■ AIM OF THE EXERCISE ■
For every entry, output the exact wording.
--- START ---
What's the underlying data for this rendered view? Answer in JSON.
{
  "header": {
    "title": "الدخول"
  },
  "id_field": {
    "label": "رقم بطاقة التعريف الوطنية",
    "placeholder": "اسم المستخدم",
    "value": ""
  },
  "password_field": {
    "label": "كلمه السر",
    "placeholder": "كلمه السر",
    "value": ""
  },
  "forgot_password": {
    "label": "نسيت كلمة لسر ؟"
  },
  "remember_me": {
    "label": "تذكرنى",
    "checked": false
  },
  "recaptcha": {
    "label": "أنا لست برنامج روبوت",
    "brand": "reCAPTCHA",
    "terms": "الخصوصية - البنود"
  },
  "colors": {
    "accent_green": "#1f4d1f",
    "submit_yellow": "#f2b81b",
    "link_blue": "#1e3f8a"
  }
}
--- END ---
■ OUTPUT FOR THIS EXERCISE ■
What's the underlying data for this rendered view? Answer in JSON.
{
  "header": {
    "title": "الدخول"
  },
  "id_field": {
    "label": "رقم بطاقة التعريف الوطنية",
    "placeholder": "اسم المستخدم",
    "value": ""
  },
  "password_field": {
    "label": "كلمه السر",
    "placeholder": "كلمه السر",
    "value": ""
  },
  "forgot_password": {
    "label": "نسيت كلمة لسر ؟"
  },
  "remember_me": {
    "label": "تذكرنى",
    "checked": false
  },
  "recaptcha": {
    "label": "أنا لست برنامج روبوت",
    "brand": "reCAPTCHA",
    "terms": "الخصوصية - البنود"
  },
  "colors": {
    "accent_green": "#1f4d1f",
    "submit_yellow": "#f2b81b",
    "link_blue": "#1e3f8a"
  }
}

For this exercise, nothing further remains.